Below are the "official" Adobe Lightroom system requirements (which I got from the B&H site).

What are your thoughts about these requirements given Pam (and my) need for a fast and super light weight traveling computer (or MAC) that can run Lightroom. Do these requirements need to be enhanced to make the SW run efficiently? What do these systems REALLY need? (ie: what processor, how much RAM, etc.. I'm not sure about PAM but I'll be taking 16+/- mp RAW photos and I will be on a liveaboard.


Mac OS:
Multicore Intel processor with 64-bit support
Mac OS X v10.6.8 or v10.7
2.0 GB of RAM
1.0 GB of available hard-disk space
1024 x 768 display
DVD-ROM drive
Internet connection required for Internet-based services

My Mac with 4 GB of RAM *really* bogs down when making 1:1 previews in LR. Basically becomes unusable while it's doing that because it swaps out everything else. So if I could start that process and then go to dinner, I could use the machine again when it's done. I'd suggest 8 GB for LR if at all possible (and I put 16 GB in my desktop).

 

The DVD-ROM is completely unnecessary. You can download the Lightroom trial edition and then just type in the License key.

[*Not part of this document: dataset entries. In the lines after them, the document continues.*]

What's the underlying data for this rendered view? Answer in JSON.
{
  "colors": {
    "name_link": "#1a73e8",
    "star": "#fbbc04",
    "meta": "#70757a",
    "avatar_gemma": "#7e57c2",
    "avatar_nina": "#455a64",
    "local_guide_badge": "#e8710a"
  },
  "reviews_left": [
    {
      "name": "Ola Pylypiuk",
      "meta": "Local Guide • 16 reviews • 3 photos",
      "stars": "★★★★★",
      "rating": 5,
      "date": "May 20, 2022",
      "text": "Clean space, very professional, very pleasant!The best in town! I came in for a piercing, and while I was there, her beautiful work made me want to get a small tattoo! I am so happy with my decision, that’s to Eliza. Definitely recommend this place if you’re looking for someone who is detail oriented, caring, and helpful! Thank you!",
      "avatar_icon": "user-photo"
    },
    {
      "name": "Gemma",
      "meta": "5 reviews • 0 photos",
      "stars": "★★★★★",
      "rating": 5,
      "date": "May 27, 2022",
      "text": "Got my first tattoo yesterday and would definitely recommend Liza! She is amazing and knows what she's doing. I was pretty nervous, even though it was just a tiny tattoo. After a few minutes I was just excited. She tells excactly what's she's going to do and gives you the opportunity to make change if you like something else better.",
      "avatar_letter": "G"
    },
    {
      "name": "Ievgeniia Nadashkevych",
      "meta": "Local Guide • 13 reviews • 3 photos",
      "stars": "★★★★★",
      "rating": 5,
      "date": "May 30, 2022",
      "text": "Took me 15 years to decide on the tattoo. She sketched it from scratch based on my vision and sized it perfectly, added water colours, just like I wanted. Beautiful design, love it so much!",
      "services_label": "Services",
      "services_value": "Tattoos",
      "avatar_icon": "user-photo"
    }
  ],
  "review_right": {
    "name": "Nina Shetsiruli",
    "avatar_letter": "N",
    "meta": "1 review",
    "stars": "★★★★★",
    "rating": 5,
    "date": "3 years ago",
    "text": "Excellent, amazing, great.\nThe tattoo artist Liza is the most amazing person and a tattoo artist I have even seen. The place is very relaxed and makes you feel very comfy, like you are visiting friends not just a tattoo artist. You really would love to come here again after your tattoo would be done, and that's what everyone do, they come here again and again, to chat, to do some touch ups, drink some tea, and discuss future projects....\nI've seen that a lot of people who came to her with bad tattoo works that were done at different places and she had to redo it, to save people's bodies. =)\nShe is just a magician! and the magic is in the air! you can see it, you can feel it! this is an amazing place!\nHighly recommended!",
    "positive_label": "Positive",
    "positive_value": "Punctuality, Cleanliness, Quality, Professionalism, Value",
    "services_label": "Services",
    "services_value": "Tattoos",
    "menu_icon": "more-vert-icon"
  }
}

I own the DVDs of LR2/3/4/5 and I suspect only #2 has ever come out of the case.